ABOUT THIS EXERCISE -
Which of the lines below contain the string "title"? Pull each one out of the data.

[Data records for software interfaces]
[Start of Attachment]

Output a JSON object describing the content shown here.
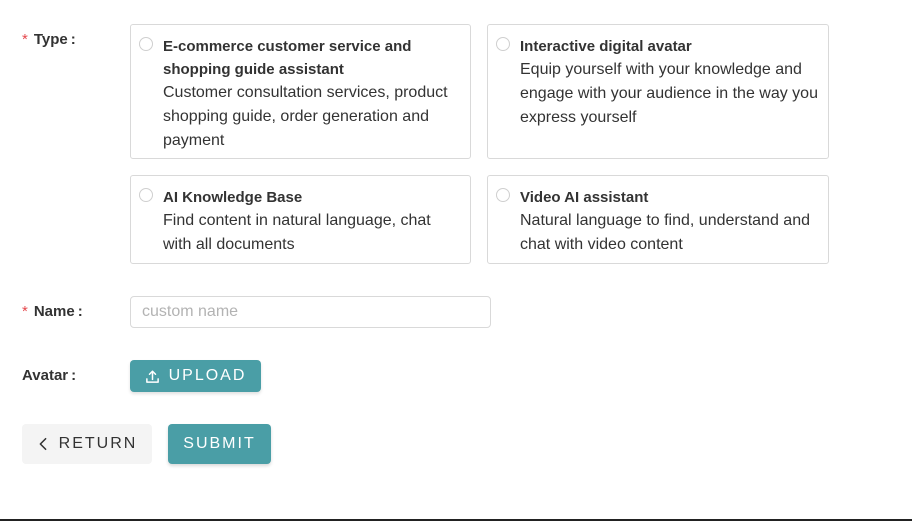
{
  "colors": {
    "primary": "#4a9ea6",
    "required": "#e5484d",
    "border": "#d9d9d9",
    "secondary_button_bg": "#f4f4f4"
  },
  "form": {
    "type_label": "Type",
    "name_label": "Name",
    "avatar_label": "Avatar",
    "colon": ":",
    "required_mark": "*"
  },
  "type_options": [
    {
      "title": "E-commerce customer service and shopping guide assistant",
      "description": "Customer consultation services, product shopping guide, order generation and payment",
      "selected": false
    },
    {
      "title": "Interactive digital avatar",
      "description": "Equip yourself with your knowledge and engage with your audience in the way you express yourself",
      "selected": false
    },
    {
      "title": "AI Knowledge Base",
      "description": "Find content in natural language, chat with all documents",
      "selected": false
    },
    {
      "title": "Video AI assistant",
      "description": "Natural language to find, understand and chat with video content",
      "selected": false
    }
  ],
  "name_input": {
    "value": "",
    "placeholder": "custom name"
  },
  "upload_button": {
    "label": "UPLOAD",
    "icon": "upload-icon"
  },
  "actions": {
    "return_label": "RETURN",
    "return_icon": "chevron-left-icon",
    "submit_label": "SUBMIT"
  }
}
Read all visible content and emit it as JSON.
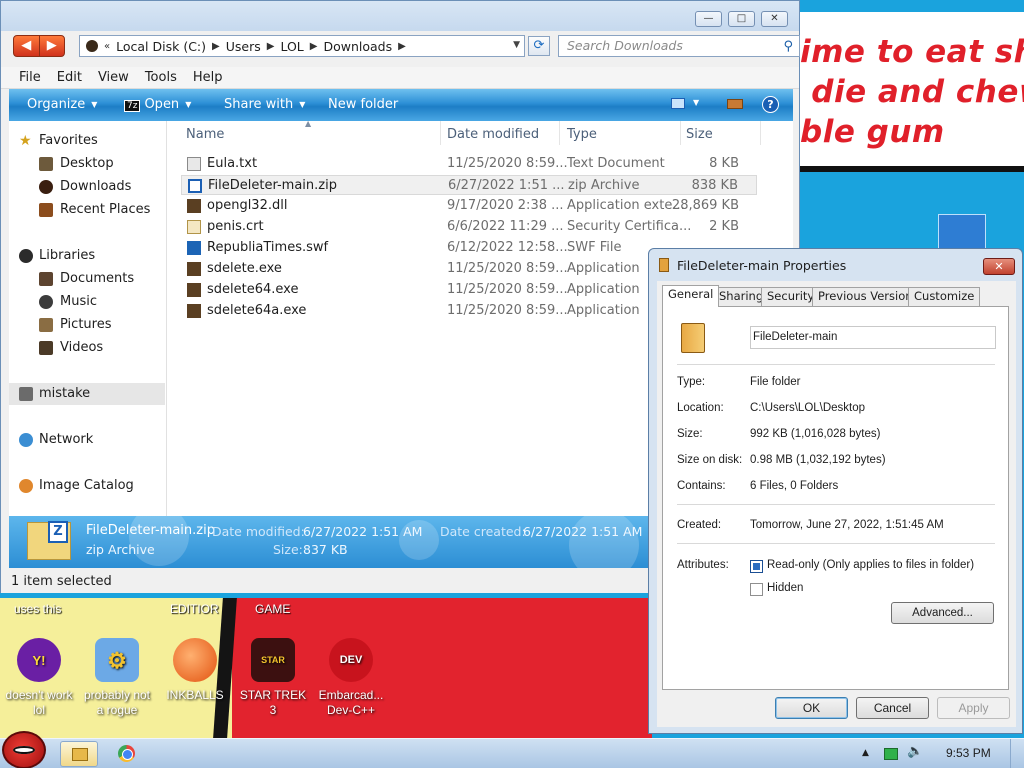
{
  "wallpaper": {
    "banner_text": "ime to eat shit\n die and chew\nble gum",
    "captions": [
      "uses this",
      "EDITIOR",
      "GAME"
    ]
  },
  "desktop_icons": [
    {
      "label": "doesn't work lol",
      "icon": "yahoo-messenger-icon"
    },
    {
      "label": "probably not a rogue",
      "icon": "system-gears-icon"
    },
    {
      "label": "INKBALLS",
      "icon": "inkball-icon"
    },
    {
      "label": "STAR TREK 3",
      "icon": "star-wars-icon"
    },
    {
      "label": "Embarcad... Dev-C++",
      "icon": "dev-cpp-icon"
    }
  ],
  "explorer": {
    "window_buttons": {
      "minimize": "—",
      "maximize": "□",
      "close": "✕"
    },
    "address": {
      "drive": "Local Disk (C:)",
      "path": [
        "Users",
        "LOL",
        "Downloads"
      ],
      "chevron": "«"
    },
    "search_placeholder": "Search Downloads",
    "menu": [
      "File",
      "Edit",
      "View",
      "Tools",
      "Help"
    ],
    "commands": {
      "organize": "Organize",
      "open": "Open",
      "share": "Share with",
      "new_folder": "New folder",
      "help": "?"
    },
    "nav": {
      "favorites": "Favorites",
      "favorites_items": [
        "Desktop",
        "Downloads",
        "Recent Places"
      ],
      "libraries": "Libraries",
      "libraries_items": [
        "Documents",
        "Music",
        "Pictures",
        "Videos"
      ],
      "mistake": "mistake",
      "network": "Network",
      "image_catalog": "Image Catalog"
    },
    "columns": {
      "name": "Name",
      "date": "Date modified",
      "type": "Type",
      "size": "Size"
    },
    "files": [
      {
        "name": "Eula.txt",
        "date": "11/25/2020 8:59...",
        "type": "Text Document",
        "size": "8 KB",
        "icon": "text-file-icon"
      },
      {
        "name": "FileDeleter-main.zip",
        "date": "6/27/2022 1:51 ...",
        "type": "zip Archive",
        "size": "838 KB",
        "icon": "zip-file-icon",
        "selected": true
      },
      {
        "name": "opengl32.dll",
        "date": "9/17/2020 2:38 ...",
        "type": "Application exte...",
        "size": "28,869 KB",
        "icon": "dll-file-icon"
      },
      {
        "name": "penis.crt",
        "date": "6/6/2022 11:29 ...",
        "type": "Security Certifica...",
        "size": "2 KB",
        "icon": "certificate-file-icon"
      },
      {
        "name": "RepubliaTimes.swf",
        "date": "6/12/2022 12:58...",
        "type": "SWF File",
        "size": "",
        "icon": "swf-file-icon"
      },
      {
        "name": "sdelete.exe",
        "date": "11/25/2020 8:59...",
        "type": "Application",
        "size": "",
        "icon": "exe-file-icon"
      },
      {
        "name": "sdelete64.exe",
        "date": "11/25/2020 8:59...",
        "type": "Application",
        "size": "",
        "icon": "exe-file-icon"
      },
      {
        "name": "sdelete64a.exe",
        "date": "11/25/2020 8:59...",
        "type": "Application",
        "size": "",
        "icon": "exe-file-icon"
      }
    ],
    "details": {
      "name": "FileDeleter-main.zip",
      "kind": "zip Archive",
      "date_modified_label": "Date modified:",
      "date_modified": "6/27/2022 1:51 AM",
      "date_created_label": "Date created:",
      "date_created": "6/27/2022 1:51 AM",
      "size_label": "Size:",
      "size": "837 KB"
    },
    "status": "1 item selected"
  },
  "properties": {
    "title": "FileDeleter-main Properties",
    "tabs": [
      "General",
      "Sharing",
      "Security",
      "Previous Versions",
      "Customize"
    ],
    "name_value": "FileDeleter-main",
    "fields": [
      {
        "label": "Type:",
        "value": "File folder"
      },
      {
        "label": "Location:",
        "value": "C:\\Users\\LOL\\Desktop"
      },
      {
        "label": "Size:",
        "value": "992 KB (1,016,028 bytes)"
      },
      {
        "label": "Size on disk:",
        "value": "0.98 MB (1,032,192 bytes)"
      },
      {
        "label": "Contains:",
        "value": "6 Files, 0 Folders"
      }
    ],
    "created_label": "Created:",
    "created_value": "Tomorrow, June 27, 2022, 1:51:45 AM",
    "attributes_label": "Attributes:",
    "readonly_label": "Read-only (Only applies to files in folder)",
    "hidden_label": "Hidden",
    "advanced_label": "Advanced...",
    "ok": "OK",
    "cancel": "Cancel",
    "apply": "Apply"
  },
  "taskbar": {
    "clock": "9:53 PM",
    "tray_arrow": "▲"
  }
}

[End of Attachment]
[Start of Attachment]

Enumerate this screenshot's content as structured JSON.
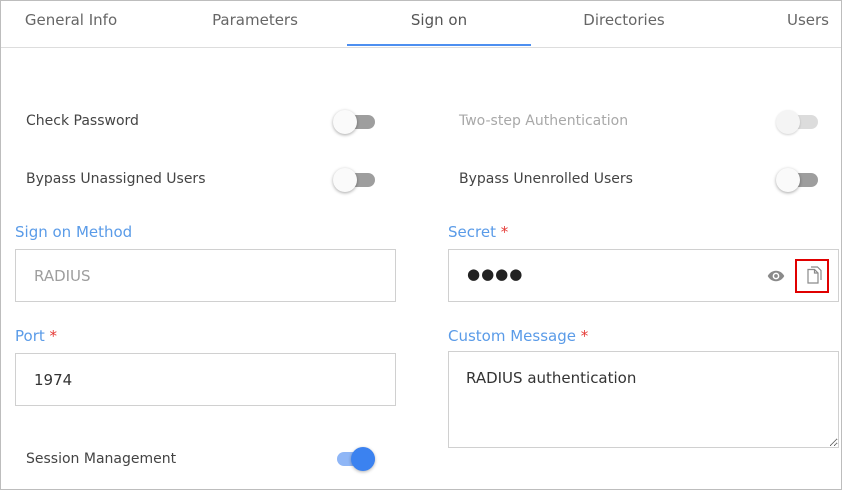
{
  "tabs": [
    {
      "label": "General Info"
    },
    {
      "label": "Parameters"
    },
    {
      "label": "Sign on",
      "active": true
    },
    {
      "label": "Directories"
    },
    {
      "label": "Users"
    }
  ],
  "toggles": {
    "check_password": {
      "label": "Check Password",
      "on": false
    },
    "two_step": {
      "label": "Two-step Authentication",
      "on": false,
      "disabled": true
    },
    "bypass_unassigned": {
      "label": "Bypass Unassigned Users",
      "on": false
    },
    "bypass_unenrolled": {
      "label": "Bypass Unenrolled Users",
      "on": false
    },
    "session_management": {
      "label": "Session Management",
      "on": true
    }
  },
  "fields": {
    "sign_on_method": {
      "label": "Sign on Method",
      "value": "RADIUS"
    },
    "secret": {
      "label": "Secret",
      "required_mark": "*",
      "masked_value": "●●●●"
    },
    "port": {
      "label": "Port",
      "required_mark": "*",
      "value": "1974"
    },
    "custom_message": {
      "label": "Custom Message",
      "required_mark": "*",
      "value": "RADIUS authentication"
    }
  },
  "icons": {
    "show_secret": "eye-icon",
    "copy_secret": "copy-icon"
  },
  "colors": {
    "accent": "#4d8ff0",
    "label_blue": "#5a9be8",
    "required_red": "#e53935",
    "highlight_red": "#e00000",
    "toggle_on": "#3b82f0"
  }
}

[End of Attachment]
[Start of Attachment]

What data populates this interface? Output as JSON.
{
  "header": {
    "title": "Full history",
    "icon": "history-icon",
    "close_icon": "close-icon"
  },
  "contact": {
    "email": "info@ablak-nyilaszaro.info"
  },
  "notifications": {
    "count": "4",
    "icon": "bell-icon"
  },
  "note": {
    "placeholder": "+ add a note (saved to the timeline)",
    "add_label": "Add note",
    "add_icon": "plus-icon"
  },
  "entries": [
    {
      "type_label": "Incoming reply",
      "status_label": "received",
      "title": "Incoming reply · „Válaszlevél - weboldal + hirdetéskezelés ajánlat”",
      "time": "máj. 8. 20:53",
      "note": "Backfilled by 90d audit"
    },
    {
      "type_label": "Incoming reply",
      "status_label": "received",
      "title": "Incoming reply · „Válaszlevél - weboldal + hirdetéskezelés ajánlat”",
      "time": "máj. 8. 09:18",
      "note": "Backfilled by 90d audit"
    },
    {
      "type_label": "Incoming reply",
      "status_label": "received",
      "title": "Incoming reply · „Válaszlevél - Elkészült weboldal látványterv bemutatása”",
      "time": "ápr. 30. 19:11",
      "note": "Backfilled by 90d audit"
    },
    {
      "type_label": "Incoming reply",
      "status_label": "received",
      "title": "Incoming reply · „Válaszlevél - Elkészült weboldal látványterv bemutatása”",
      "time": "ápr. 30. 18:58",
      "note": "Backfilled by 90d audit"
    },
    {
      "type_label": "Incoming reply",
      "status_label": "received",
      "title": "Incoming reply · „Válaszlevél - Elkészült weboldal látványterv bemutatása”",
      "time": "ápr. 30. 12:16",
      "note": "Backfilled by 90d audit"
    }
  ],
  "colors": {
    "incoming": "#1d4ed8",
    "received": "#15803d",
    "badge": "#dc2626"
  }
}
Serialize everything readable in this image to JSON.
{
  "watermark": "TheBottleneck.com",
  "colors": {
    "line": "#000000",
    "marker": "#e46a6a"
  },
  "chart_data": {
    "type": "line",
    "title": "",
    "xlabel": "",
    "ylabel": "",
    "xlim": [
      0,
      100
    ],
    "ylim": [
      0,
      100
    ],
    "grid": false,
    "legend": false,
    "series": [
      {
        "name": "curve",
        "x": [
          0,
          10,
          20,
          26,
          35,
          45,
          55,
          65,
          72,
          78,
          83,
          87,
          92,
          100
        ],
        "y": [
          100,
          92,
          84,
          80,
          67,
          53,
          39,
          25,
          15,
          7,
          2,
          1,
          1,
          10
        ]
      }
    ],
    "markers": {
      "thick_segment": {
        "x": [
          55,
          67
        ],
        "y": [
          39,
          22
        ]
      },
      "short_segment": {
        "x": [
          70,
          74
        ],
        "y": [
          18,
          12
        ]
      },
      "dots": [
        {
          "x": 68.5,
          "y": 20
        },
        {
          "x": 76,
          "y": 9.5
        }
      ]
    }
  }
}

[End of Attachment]

YOUR SOLUTION -
      "title": "E-commerce customer service and shopping guide assistant",
      "title": "Interactive digital avatar",
      "title": "AI Knowledge Base",
      "title": "Video AI assistant",
    "title": "FileDeleter-main Properties",
    "title": "Full history",
      "title": "Incoming reply · „Válaszlevél - weboldal + hirdetéskezelés ajánlat”",
      "title": "Incoming reply · „Válaszlevél - weboldal + hirdetéskezelés ajánlat”",
      "title": "Incoming reply · „Válaszlevél - Elkészült weboldal látványterv bemutatása”",
      "title": "Incoming reply · „Válaszlevél - Elkészült weboldal látványterv bemutatása”",
      "title": "Incoming reply · „Válaszlevél - Elkészült weboldal látványterv bemutatása”",
    "title": "",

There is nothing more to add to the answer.